:: What you should do ::
Output the whole listing exactly, with no pictures.

:: Supplied data ::

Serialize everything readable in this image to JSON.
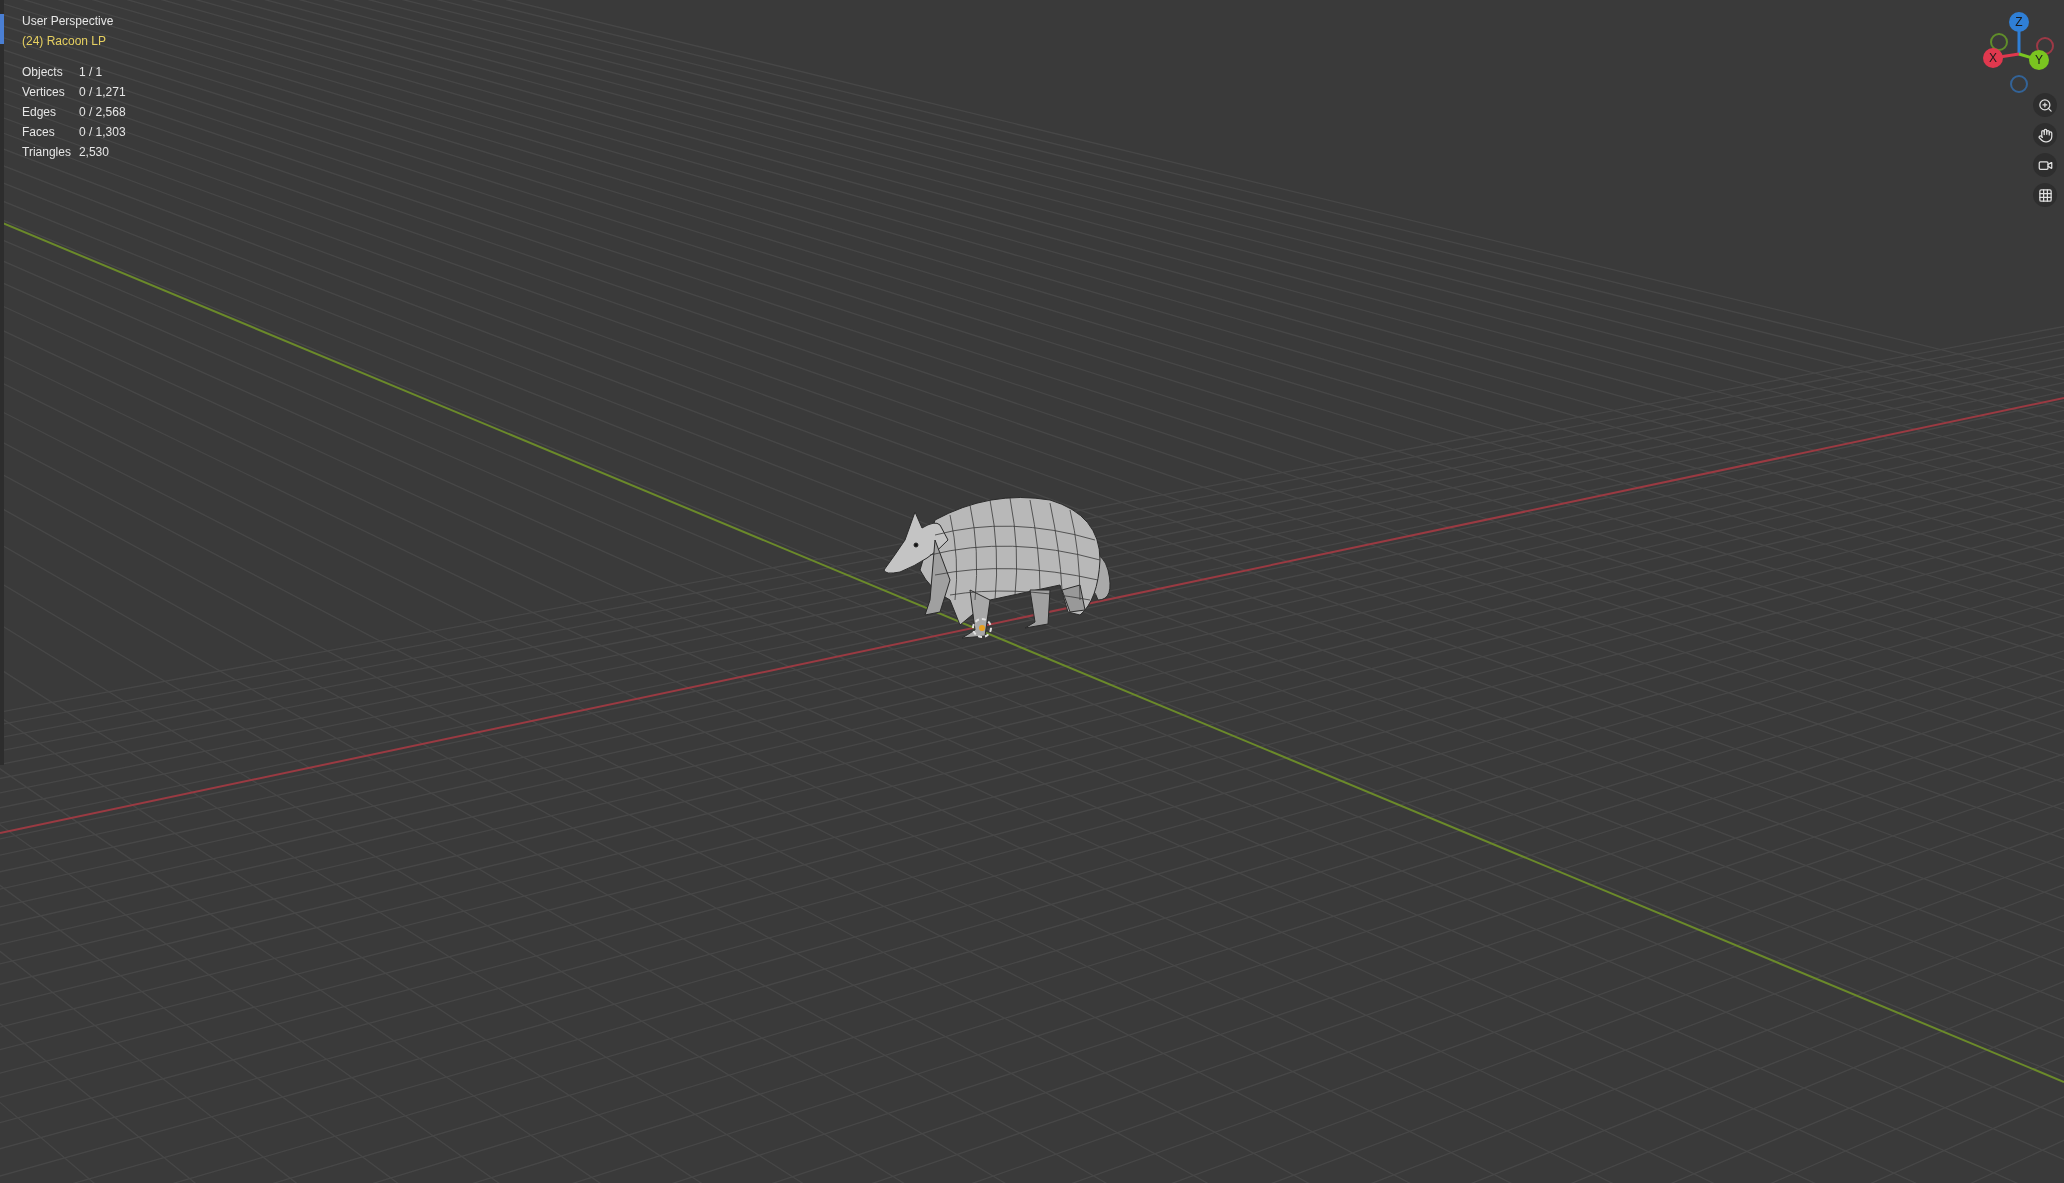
{
  "viewport": {
    "view_name": "User Perspective",
    "active_object": "(24) Racoon LP"
  },
  "stats": [
    {
      "label": "Objects",
      "value": "1 / 1"
    },
    {
      "label": "Vertices",
      "value": "0 / 1,271"
    },
    {
      "label": "Edges",
      "value": "0 / 2,568"
    },
    {
      "label": "Faces",
      "value": "0 / 1,303"
    },
    {
      "label": "Triangles",
      "value": "2,530"
    }
  ],
  "gizmo": {
    "axes": [
      {
        "label": "Z",
        "color": "#2f7fd6"
      },
      {
        "label": "X",
        "color": "#e0384e"
      },
      {
        "label": "Y",
        "color": "#7ac520"
      }
    ]
  }
}
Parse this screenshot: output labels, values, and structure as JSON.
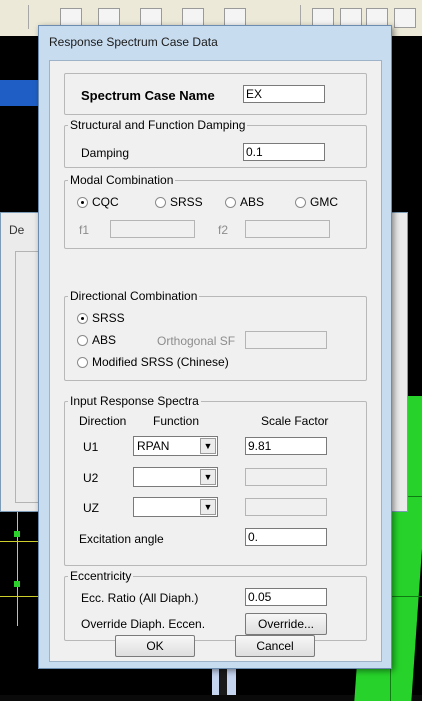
{
  "dialog": {
    "title": "Response Spectrum Case Data",
    "spectrum_case_name_label": "Spectrum Case Name",
    "spectrum_case_name_value": "EX",
    "damping_group": {
      "title": "Structural and Function Damping",
      "damping_label": "Damping",
      "damping_value": "0.1"
    },
    "modal_group": {
      "title": "Modal Combination",
      "options": [
        "CQC",
        "SRSS",
        "ABS",
        "GMC"
      ],
      "selected": "CQC",
      "f1_label": "f1",
      "f1_value": "",
      "f2_label": "f2",
      "f2_value": ""
    },
    "directional_group": {
      "title": "Directional Combination",
      "options": [
        "SRSS",
        "ABS",
        "Modified SRSS (Chinese)"
      ],
      "selected": "SRSS",
      "orthogonal_label": "Orthogonal SF",
      "orthogonal_value": ""
    },
    "input_group": {
      "title": "Input Response Spectra",
      "col_direction": "Direction",
      "col_function": "Function",
      "col_scale": "Scale Factor",
      "rows": [
        {
          "direction": "U1",
          "function": "RPAN",
          "scale": "9.81"
        },
        {
          "direction": "U2",
          "function": "",
          "scale": ""
        },
        {
          "direction": "UZ",
          "function": "",
          "scale": ""
        }
      ],
      "excitation_label": "Excitation  angle",
      "excitation_value": "0."
    },
    "eccentricity_group": {
      "title": "Eccentricity",
      "ecc_label": "Ecc. Ratio (All Diaph.)",
      "ecc_value": "0.05",
      "override_label": "Override Diaph. Eccen.",
      "override_button": "Override..."
    },
    "ok_button": "OK",
    "cancel_button": "Cancel"
  },
  "background_dialog": {
    "title_fragment": "De"
  }
}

:: Problem solution ::
Serialize everything readable in this image to JSON.
{
  "viewport": {
    "view_name": "User Perspective",
    "active_object": "(24) Racoon LP"
  },
  "stats": [
    {
      "label": "Objects",
      "value": "1 / 1"
    },
    {
      "label": "Vertices",
      "value": "0 / 1,271"
    },
    {
      "label": "Edges",
      "value": "0 / 2,568"
    },
    {
      "label": "Faces",
      "value": "0 / 1,303"
    },
    {
      "label": "Triangles",
      "value": "2,530"
    }
  ],
  "gizmo": {
    "axes": [
      {
        "label": "Z",
        "color": "#2f7fd6"
      },
      {
        "label": "X",
        "color": "#e0384e"
      },
      {
        "label": "Y",
        "color": "#7ac520"
      }
    ]
  }
}
Parse this screenshot: output labels, values, and structure as JSON.
{
  "dialog": {
    "title": "Response Spectrum Case Data",
    "spectrum_case_name_label": "Spectrum Case Name",
    "spectrum_case_name_value": "EX",
    "damping_group": {
      "title": "Structural and Function Damping",
      "damping_label": "Damping",
      "damping_value": "0.1"
    },
    "modal_group": {
      "title": "Modal Combination",
      "options": [
        "CQC",
        "SRSS",
        "ABS",
        "GMC"
      ],
      "selected": "CQC",
      "f1_label": "f1",
      "f1_value": "",
      "f2_label": "f2",
      "f2_value": ""
    },
    "directional_group": {
      "title": "Directional Combination",
      "options": [
        "SRSS",
        "ABS",
        "Modified SRSS (Chinese)"
      ],
      "selected": "SRSS",
      "orthogonal_label": "Orthogonal SF",
      "orthogonal_value": ""
    },
    "input_group": {
      "title": "Input Response Spectra",
      "col_direction": "Direction",
      "col_function": "Function",
      "col_scale": "Scale Factor",
      "rows": [
        {
          "direction": "U1",
          "function": "RPAN",
          "scale": "9.81"
        },
        {
          "direction": "U2",
          "function": "",
          "scale": ""
        },
        {
          "direction": "UZ",
          "function": "",
          "scale": ""
        }
      ],
      "excitation_label": "Excitation  angle",
      "excitation_value": "0."
    },
    "eccentricity_group": {
      "title": "Eccentricity",
      "ecc_label": "Ecc. Ratio (All Diaph.)",
      "ecc_value": "0.05",
      "override_label": "Override Diaph. Eccen.",
      "override_button": "Override..."
    },
    "ok_button": "OK",
    "cancel_button": "Cancel"
  },
  "background_dialog": {
    "title_fragment": "De"
  }
}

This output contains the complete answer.